information about the most appropriate modules, given their mood
symptoms,” says Todd.

The forum, he says, played a key role in the project’s success.
One participant commented, “…part of it [bipolar disorder] is
feeling very alone… you don’t get that and I do think that the
forum works extremely well with the intervention…” Todd explains
how participants used it to support each other not only through the
new intervention process, but through life events.

“A balance was struck between allowing participants to offload,
and posts which encourage or talk about acts of suicide, self-harm,
harm to others and are unhelpful to participants’ recovery.” A
total of 70 percent of the users signed up to the forum, and 1,927
posts on 130 topics were accumulated. “The participants who used
the forum tended to complete more modules, and all participants who
completed the entire programme used the forum, albeit in different
ways.”

The idea behind the platform is to help bridge those periods
between appointments, or those appointments that a patient misses.
As with depression, health services can be known to administer
solely medication to help alleviate symptoms. More and more, the
NHS is striving to ensure psychological therapy is integrated
alongside a prescription for mood stabilisers, such as lithium.
“However, severe inequalities in access to psychological
interventions for bipolar disorder currently exist in the NHS,”
Todd says. “This intervention aims to increase access to
psychological intervention.”

Todd tells us the NHS is actively training more staff to deliver
psychological therapy, to plug the gap. For now, that initiative is
being piloted for severe mental health conditions. “This
intervention may fit as part of this initiative in giving service
users with bipolar disorder greater access to psychological
therapy.

“Computerised interventions are not about replacing face-to-face
interventions, but giving someone another option to receive
psychological support. In fact, some people prefer accessing
psychological support in this way as it fits better with their
lives.”

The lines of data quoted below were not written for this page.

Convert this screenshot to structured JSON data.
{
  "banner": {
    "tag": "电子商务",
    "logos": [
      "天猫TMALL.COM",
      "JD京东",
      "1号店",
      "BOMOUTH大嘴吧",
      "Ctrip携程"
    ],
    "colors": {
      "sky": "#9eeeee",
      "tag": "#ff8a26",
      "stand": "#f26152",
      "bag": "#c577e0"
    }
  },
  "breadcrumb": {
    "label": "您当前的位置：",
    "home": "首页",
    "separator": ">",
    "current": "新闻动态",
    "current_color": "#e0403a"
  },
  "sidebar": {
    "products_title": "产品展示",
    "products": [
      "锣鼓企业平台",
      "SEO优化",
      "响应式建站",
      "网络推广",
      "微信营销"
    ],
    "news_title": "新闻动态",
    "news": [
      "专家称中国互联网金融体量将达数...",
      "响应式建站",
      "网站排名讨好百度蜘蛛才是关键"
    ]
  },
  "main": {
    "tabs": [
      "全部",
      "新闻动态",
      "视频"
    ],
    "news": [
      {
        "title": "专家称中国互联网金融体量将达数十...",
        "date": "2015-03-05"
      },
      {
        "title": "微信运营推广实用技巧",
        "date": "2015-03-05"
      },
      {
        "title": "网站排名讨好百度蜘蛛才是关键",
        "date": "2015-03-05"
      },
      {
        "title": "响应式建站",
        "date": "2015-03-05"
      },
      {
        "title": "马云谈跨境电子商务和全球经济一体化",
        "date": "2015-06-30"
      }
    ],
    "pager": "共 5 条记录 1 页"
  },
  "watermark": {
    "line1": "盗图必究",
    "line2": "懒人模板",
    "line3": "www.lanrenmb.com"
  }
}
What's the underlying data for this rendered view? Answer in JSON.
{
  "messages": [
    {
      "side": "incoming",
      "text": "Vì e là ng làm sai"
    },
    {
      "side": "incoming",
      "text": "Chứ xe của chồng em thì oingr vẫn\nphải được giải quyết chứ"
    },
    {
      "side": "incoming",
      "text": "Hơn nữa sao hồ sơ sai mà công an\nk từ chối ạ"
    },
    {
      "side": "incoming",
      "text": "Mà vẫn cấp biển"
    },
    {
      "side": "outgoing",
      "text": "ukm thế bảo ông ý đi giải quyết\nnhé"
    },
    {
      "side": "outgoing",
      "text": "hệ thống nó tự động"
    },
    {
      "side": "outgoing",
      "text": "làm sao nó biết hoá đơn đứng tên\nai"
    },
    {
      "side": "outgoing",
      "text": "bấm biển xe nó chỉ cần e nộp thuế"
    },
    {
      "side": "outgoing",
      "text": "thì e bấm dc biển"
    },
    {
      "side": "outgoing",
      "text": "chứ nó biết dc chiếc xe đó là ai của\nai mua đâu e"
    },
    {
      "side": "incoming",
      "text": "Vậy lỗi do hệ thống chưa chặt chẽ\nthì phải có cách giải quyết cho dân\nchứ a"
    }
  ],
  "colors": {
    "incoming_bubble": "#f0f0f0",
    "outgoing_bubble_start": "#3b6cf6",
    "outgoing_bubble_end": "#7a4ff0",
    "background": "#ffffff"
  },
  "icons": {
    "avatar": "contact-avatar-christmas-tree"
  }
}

For one woman in particular the experience has been, in her
words, “life changing”.

She said: “I have encountered insights in the modules that have
significantly helped me to survive the blackest moments. I cannot
measure the value of this, as it has contributed to their
difference between life and death. My husband and I are sincerely
grateful for the immeasurable impact this has had on our
family.”

If the article suppose to have a video or a photo gallery and it does not appear on your screen, please Click Here

15 August 2014 | 11:30 am – Source: wired.co.uk

Leave a Reply

Your email address will not be published.